Domain 7 – Reflection (Rf)

This domain covers the academic aspects of reflection. This means ideally, applying an established reflective model inwardly on the individual and the collaboration experience as a whole. Preferably cyclical, reflection of the  ‘bigger picture ‘ of the collaborative experience adds rich value and perspective.

  • Key question(s): Has a reflective model been applied to the collaboration? If so, which and to what degree has this been used? Thinking about adopting either a linear or cyclical reflective model to practice.

Domain 8 – Engagement (En)

This domain encapsulates gauging levels of engagement in the collaboration experience, which can include the  ‘how ‘ of the engagement itself, facets of engagement with the group as a whole, the way the individual worked within it and how proactively that happened. The key aspect in applying this domain on the ground is by articulating  ‘how you know ‘ the collaboration experience was engaged with.

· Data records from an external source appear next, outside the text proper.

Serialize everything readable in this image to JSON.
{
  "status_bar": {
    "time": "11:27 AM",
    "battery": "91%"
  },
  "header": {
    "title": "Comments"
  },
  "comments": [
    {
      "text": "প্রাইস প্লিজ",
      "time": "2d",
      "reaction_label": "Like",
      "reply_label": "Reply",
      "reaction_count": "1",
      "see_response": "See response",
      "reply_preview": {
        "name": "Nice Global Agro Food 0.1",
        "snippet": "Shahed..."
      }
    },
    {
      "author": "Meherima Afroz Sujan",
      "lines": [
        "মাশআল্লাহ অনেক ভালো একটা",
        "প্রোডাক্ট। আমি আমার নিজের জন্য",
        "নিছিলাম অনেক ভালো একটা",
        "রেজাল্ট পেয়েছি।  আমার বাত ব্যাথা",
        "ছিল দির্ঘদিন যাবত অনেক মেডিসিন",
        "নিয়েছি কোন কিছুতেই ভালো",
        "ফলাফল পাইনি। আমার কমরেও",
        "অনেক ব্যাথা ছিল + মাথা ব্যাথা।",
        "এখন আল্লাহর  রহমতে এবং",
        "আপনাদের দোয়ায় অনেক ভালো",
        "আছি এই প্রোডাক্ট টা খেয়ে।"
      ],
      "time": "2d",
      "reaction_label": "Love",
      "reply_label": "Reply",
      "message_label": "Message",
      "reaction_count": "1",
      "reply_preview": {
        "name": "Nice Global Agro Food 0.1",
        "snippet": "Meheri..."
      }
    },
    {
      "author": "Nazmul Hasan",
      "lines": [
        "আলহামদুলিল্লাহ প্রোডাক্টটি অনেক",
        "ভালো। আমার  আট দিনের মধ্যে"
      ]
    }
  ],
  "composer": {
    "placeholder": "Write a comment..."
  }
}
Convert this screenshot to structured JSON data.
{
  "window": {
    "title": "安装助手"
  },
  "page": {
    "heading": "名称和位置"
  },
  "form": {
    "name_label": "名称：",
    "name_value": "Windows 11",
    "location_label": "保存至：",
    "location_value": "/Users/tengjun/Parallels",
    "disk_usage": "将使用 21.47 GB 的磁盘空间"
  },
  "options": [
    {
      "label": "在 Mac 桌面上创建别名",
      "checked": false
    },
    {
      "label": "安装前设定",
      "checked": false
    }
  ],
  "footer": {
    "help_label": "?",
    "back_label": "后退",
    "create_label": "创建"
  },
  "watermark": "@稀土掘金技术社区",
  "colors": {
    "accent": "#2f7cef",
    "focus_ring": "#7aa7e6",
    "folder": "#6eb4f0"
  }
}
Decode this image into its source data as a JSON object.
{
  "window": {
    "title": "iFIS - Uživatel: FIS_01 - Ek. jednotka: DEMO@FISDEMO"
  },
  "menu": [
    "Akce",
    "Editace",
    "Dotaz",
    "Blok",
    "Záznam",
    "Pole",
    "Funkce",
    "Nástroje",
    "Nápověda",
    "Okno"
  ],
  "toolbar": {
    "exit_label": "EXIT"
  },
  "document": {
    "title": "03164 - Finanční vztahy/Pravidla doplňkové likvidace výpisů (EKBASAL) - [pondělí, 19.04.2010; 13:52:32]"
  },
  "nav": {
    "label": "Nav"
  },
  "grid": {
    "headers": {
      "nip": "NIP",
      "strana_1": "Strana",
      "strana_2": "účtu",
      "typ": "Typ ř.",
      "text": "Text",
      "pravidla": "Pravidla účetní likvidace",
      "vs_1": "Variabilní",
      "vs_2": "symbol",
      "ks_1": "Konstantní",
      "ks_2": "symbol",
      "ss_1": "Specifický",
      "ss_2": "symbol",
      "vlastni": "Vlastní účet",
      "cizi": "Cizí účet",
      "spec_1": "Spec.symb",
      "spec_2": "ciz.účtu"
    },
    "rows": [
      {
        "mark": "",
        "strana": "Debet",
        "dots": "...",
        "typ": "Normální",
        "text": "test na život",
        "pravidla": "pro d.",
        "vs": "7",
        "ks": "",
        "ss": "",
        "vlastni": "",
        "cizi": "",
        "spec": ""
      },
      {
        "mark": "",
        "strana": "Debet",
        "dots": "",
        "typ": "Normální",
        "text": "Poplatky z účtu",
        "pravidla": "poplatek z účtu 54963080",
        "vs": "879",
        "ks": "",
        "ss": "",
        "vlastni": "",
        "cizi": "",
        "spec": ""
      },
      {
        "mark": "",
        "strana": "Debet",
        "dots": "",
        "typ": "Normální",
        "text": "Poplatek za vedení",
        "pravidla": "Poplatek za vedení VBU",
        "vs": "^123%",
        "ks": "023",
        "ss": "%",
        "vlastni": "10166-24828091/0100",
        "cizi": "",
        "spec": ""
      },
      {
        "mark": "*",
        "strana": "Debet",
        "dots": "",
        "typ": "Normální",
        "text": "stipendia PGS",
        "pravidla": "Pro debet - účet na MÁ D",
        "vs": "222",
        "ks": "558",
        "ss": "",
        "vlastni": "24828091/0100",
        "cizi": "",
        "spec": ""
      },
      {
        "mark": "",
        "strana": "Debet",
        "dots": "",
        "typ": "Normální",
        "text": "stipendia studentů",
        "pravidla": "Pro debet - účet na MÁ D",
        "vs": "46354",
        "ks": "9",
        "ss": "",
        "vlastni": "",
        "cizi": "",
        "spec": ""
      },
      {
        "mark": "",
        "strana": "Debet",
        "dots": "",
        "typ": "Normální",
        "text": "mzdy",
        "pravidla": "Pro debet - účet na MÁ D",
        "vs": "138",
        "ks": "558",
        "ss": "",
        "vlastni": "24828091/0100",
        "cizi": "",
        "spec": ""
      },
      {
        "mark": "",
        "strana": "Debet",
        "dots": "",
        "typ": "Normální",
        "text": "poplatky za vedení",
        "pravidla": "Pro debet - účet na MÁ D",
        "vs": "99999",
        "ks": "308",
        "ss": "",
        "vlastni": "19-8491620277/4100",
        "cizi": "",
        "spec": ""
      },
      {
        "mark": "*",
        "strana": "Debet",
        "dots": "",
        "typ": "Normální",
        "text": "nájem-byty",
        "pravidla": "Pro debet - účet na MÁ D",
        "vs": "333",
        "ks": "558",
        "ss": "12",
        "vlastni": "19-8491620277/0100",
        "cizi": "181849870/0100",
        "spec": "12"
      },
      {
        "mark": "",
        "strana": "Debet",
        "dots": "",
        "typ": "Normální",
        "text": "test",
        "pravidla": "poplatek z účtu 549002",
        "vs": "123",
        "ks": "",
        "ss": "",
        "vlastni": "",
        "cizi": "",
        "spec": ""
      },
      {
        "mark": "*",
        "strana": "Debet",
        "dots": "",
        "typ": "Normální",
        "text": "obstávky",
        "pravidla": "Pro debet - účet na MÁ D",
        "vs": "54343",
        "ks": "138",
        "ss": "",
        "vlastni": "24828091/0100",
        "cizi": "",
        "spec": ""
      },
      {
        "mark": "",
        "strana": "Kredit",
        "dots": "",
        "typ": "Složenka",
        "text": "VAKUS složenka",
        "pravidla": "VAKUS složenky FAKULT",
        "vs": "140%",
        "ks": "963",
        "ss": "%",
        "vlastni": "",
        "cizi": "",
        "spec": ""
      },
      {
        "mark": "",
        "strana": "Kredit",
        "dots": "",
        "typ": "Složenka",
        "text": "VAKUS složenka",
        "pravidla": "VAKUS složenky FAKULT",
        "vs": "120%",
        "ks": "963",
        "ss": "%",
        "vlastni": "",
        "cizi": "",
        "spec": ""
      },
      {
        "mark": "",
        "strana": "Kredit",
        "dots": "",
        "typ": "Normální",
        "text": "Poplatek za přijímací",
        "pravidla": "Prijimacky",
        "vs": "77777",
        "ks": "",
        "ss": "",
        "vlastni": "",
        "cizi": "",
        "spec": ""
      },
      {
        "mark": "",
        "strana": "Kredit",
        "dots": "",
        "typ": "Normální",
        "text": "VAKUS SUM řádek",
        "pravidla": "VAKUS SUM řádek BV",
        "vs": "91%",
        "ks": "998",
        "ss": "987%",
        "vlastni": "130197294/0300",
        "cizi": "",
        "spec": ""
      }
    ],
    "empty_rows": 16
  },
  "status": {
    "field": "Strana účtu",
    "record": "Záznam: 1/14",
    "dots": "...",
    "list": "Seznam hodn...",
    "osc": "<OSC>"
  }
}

  • Key question: How would you define engagement rather than  ‘attendance ‘ within the collaboration? Thinking about how engagement can be defined in context but should be more than  ‘attendance ‘ and speak to enthusiasm, dedication, commitment and passion.

Domain 9 – Innovation (In)

This domain covers innovative or design thinking evidenced in the collaboration experience and encompasses how readily adopted solutions-based thinking was in the collaboration. From large to small scale, collaboration will foster innovation in several guises.

  • Key question: How is the work of this collaboration innovative? This is a hard question and might not always be applicable broadly, but even within refining group working and collaboration as an applied skill, innovation is very likely present in multiple strata.

There you have them, nine hard fought and keenly observed domains of collaboration that can be operationalised in a host of ways, from marking criteria to curriculum design, and Falmouth University are doing just that on both counts. The next step is to use them, refine the qualifiers and help our entire sector better ‘measure‘ successful collaboration.


As Director of Learning & Teaching, Russell leads Falmouth University’s project to transform the curriculum to become team-based, challenge-focused and market-aligned as set out in the University’s 2030 Portfolio Strategy.

This blog is kindly repurposed from AdvanceHE and you can read the original here: Is it possible to measure collaboration?